## YOUR INSTRUCTIONS
Only lines containing the word "placeholder" belong in the answer; copy each one from the records.

*** Opening of RECORDS SHOWN ***

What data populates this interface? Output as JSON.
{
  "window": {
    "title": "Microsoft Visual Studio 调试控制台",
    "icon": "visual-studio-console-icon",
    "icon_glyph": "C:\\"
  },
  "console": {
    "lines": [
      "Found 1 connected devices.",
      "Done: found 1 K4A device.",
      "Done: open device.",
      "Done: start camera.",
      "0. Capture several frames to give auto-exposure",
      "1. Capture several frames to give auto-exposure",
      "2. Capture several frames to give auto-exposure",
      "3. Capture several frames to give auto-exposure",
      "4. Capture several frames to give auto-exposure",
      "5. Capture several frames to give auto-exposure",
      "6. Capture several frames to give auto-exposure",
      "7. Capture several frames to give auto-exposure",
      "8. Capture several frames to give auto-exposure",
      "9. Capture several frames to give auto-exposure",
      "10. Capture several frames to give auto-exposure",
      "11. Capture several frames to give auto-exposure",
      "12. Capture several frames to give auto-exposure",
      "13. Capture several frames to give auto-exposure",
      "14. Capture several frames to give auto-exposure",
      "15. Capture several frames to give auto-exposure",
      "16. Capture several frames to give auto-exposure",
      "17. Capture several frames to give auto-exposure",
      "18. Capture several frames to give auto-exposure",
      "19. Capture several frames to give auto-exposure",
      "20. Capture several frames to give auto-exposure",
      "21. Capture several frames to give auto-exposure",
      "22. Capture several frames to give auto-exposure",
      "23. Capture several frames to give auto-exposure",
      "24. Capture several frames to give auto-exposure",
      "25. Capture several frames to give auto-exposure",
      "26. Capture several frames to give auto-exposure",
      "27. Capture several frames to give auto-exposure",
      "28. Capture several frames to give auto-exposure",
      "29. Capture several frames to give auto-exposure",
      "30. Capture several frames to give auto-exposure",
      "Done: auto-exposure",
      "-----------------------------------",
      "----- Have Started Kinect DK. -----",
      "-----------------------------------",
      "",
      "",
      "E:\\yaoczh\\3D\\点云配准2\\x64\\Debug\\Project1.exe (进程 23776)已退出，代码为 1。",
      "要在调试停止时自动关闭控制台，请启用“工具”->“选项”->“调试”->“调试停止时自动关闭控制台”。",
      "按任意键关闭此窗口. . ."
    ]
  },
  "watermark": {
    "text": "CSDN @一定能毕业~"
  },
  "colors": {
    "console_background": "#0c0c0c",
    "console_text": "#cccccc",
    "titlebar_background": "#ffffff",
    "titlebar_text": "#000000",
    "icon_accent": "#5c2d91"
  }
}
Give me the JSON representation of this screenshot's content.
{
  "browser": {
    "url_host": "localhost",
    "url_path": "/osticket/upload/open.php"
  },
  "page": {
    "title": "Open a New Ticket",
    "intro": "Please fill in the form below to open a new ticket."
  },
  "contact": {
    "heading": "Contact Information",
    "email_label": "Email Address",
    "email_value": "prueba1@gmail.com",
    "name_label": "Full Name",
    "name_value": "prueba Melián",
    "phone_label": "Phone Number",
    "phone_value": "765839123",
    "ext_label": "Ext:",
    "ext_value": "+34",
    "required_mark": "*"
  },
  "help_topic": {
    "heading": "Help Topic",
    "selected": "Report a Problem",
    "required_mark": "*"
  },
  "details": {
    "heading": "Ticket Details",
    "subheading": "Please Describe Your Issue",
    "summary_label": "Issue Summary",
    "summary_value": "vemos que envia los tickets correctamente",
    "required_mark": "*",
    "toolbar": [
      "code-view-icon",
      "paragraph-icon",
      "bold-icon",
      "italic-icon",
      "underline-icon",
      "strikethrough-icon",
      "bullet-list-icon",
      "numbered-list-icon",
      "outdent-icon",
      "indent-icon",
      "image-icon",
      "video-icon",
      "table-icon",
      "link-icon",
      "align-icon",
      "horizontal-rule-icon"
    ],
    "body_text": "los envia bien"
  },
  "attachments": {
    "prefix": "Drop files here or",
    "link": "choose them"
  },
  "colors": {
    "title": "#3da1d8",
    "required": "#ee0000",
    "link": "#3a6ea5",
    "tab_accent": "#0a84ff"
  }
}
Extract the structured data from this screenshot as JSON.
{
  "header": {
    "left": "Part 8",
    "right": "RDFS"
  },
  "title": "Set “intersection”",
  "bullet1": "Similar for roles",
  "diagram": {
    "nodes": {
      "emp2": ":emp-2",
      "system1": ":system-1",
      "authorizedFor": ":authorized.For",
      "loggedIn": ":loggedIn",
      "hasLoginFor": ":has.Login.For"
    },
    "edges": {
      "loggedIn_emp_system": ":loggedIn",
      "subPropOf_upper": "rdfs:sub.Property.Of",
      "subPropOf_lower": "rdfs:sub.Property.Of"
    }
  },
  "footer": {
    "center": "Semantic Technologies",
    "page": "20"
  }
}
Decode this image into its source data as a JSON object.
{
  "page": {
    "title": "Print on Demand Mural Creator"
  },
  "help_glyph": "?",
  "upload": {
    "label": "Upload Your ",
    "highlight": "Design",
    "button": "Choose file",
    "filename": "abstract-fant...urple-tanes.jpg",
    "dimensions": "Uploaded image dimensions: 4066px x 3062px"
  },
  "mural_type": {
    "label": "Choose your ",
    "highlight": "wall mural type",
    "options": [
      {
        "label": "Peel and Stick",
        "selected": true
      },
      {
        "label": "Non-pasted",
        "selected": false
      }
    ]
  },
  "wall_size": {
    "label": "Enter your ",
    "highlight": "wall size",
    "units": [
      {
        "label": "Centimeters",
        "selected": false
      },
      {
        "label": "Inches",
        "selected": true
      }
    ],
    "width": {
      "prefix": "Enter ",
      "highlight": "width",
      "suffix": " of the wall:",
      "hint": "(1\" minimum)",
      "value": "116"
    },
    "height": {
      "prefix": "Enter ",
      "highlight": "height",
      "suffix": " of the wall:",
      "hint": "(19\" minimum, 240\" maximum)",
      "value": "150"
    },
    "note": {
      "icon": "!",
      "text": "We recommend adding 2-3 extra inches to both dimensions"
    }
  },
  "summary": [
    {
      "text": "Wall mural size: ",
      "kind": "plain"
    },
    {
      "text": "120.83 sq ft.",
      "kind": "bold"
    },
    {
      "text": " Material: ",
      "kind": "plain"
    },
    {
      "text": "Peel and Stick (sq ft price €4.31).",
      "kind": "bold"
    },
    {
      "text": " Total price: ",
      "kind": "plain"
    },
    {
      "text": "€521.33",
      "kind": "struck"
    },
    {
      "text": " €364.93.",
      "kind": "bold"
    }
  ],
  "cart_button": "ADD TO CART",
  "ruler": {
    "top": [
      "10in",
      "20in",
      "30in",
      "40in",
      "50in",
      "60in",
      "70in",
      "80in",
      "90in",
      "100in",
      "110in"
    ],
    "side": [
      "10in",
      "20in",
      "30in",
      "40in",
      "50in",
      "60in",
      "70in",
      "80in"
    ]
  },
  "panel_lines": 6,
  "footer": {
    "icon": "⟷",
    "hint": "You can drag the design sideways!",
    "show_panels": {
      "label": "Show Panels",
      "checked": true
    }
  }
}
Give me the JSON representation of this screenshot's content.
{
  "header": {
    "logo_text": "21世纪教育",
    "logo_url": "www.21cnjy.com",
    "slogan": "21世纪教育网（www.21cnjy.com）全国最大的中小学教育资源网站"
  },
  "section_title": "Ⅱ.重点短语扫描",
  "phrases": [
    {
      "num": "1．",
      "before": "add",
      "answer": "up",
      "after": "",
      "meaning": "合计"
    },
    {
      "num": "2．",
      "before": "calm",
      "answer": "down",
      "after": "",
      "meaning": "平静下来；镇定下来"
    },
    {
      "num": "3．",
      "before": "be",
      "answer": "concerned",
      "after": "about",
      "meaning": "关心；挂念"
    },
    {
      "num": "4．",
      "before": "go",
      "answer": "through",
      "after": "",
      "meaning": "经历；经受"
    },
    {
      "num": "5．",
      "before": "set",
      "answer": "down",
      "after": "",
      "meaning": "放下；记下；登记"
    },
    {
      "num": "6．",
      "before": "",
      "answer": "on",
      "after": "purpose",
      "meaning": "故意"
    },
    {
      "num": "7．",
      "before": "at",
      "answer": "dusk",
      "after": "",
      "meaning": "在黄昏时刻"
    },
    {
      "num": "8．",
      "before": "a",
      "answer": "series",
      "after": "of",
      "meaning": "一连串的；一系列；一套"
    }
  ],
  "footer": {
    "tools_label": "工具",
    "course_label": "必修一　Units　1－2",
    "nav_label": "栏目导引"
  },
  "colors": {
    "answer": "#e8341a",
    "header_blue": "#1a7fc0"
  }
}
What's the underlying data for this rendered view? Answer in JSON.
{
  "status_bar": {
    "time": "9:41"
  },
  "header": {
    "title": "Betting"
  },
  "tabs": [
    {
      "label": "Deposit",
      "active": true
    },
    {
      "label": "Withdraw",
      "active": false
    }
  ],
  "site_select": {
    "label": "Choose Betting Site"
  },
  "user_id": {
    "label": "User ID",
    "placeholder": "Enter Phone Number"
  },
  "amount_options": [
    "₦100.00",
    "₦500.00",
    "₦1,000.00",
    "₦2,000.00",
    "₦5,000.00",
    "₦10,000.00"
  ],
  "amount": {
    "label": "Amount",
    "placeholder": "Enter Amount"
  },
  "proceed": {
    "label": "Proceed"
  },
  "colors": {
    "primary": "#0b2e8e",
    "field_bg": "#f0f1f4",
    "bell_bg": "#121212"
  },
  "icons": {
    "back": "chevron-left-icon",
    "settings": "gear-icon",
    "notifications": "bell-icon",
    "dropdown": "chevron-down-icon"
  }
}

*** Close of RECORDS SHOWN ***

## RESPONSE TO THE EXERCISE
    "placeholder": "Enter Phone Number"
    "placeholder": "Enter Amount"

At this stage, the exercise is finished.